If you haven’t commenced your winter vegetable garden you must get things into the ground post haste and let things establish before the soil starts to cool down.
The soil should be dug over to a depth of 250mm and added to the soil at this time, a generous amount of animal manure forked through with the addition of some garden lime, say three to four handfuls per square metre.
Evenly rake out the surface, breaking up large clods, and you are ready to plant.
There are generally two ways to establish the garden, either by seedlings you have bought from a reputable nursery or those you have grown yourself, or by seed.
If planting by seedling you plant in situ. If starting from seed, you either sow into a seedling tray and once the seedling gets to a transplantable size you plant out, or you direct sow into the space you have allocated for the particular group you are intending to grow.

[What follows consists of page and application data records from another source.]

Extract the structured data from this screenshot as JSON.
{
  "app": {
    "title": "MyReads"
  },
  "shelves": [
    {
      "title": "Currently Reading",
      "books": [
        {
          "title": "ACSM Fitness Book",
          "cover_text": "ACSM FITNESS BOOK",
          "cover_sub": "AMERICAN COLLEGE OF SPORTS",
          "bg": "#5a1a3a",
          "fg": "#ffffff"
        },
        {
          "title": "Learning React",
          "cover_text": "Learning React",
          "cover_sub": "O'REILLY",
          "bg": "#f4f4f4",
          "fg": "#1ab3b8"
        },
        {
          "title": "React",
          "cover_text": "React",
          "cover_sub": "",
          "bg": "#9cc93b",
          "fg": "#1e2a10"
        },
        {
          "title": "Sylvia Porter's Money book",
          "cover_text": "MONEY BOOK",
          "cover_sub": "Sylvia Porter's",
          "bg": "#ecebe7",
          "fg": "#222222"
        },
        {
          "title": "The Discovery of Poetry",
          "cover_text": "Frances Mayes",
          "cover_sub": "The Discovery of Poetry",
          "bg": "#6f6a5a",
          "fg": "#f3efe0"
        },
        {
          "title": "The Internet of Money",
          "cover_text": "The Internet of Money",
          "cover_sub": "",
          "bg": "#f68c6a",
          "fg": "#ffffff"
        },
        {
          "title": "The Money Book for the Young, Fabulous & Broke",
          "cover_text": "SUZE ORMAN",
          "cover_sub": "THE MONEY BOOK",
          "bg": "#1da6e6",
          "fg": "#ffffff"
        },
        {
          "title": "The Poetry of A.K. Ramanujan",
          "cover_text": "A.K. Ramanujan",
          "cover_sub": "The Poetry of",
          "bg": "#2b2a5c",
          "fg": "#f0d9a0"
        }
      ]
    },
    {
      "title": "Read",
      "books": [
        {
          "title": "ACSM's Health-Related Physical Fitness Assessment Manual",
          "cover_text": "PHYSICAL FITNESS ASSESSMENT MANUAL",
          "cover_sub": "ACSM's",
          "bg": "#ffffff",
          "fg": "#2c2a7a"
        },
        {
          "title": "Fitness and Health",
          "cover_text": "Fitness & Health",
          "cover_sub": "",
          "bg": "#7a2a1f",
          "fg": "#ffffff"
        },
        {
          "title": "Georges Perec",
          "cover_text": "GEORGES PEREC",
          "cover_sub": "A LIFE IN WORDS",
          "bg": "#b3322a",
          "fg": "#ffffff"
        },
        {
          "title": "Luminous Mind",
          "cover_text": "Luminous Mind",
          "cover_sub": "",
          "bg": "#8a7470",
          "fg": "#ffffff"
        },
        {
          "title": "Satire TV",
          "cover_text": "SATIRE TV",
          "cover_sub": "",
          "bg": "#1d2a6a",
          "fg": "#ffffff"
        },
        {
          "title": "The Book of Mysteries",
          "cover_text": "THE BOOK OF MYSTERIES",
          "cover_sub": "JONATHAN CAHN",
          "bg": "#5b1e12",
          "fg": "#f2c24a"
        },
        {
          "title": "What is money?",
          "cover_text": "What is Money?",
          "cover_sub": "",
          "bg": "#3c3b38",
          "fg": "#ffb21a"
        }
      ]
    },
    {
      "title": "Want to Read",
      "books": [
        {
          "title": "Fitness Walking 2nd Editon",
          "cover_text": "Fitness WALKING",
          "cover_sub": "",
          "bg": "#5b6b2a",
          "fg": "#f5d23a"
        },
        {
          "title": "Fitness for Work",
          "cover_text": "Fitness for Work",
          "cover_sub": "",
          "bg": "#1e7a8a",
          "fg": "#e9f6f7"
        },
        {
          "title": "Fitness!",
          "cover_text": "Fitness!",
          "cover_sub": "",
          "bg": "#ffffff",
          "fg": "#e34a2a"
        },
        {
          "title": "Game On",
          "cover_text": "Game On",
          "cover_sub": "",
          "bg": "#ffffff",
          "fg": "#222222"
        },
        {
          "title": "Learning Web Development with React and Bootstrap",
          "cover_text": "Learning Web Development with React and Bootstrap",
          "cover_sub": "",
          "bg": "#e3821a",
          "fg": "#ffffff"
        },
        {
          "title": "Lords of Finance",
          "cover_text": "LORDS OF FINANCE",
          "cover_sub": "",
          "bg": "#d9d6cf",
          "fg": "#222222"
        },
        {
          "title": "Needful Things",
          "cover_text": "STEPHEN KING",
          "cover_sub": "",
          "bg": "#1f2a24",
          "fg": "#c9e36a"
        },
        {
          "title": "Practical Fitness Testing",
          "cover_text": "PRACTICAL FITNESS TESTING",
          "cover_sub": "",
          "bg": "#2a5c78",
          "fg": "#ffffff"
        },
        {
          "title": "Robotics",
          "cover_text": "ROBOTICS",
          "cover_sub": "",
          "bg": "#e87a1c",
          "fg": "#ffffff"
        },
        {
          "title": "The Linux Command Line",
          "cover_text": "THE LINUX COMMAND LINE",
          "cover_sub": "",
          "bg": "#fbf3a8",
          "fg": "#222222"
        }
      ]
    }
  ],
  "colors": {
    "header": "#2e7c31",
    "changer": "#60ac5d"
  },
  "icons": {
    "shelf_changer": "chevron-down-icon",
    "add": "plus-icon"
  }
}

From my experience as a horticulturist of some 50-plus years, there are some vegetables that I would suggest are better planted by seed, and some by seedling.
These are my suggestions for late autumn/winter gardens:
- Seedlings: cabbages, cauliflowers, beetroots, spinach, silverbeet, broccoli, lettuce and kale.
- Seeds: carrots, parsnips, turnips, peas, broad beans, onions.
I have not mentioned some varieties here, but some research on the internet will tell you what to do.
Moving along from the vegetable garden to other tasks, there is still plenty to do.
Most summer-flowering perennials will now be starting to look a bit untidy. Plants like salvia, agastache and lavenders can be reduced in size by about one third. This will give them an opportunity to have one final flowering before the cool of winter sets in.
Herbaceous perennials like echinacea, monarda, hosta, dahlia and Easter daisy can be cut back to just above ground level.
Annuals like pansy, poppy, primula, stock, wallflower, viola, sweet peas and lobelia should be established in the ground now before it gets too cold and this will set you up for some great spring colour.
Mulching: while the soils still have some warmth and moisture left in them, it’s a good time to mulch your gardens to protect surface roots from drying out and from the soon-to-be cold soils—wood chips and gravel for the general garden beds, and sugar cane or lucerne mulch for the vegetable and flower gardens.
Dead-head roses to tidy up but don’t do any hard pruning until late June/July. Pruning will encourage new growth, and, being very supple, the new growth will be burnt off if you have an early frost.